The task =
Go through the material below line by line and count those containing "JSON". Write the count and nothing more.

Study material =
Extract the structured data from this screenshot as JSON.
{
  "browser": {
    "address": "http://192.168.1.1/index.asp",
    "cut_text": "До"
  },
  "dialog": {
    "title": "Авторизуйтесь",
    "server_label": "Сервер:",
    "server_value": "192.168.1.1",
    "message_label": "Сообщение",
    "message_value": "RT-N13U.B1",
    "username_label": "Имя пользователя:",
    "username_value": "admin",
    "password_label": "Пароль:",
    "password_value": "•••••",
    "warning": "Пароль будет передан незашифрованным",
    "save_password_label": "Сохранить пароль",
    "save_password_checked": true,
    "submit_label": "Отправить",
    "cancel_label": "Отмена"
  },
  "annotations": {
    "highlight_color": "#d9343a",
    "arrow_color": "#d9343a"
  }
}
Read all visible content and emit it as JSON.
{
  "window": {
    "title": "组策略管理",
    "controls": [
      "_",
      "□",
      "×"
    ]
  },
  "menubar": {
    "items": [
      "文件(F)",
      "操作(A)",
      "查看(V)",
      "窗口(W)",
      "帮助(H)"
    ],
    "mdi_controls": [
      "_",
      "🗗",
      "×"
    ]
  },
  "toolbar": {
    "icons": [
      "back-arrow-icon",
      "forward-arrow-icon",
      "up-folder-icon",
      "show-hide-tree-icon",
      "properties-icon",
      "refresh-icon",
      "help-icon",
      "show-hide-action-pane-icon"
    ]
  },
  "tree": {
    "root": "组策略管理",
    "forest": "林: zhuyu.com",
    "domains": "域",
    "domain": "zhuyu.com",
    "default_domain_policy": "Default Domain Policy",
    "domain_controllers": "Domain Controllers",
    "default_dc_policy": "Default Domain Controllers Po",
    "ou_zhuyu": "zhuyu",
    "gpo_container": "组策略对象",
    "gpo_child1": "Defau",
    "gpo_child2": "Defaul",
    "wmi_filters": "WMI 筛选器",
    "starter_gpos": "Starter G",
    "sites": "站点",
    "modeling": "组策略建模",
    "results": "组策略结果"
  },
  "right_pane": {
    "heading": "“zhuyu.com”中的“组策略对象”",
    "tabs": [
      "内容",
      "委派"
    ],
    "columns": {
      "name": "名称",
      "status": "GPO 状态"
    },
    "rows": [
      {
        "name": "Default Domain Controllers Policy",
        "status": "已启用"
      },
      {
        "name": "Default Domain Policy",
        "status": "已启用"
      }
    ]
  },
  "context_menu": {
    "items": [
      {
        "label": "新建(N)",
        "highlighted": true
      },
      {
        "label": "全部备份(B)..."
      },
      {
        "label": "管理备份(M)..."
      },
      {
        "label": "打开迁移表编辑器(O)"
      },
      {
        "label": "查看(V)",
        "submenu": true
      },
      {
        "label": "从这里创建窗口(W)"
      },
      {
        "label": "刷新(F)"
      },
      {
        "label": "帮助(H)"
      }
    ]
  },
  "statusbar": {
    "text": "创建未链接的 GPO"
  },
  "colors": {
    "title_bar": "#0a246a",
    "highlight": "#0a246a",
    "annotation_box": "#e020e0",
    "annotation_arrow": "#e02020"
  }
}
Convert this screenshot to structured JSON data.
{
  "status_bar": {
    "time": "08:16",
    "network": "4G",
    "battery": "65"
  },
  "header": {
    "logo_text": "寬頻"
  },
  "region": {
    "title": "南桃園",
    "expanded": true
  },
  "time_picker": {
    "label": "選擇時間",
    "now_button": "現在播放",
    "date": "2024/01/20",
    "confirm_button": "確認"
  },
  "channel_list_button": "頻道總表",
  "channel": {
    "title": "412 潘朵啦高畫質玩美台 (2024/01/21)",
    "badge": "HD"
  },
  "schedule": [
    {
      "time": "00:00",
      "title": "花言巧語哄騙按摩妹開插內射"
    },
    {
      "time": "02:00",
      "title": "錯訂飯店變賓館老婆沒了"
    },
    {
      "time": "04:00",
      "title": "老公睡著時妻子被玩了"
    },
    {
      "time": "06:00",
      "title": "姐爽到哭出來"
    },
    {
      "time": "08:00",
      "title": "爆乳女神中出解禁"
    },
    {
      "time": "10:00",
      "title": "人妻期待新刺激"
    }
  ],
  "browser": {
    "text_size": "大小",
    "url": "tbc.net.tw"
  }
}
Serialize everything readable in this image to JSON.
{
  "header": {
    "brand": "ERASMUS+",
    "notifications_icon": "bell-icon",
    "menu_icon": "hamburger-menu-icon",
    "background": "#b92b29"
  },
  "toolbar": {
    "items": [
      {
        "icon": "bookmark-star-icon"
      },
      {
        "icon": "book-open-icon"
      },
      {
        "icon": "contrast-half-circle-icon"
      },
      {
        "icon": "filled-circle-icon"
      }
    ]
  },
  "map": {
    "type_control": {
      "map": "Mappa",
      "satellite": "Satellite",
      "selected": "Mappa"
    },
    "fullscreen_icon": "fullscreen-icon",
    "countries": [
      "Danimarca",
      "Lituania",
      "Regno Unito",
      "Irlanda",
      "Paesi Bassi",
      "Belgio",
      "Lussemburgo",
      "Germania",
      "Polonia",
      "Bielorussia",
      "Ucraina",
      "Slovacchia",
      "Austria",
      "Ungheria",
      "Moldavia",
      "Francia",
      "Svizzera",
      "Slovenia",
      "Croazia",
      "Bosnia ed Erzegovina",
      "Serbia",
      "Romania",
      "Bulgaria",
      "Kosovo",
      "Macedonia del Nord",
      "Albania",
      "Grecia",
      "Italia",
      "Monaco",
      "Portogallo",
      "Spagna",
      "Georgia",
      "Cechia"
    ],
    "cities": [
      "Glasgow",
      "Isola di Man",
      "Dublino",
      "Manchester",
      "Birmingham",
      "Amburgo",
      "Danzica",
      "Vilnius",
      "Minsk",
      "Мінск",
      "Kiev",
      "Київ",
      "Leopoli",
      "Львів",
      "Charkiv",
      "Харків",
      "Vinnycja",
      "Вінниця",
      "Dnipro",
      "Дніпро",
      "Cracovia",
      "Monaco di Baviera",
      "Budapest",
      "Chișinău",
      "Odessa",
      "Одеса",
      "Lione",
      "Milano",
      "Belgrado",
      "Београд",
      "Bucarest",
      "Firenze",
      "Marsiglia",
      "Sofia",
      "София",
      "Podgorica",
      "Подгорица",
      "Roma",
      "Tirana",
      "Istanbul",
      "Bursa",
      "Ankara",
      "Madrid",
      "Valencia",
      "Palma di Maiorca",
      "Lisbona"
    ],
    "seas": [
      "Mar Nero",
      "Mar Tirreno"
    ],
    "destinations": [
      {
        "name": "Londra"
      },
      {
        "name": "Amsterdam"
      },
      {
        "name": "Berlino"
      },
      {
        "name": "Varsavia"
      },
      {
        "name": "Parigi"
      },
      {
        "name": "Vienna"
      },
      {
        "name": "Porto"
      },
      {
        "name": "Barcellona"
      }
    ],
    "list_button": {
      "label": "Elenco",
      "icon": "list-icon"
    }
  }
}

Result for this exercise =
4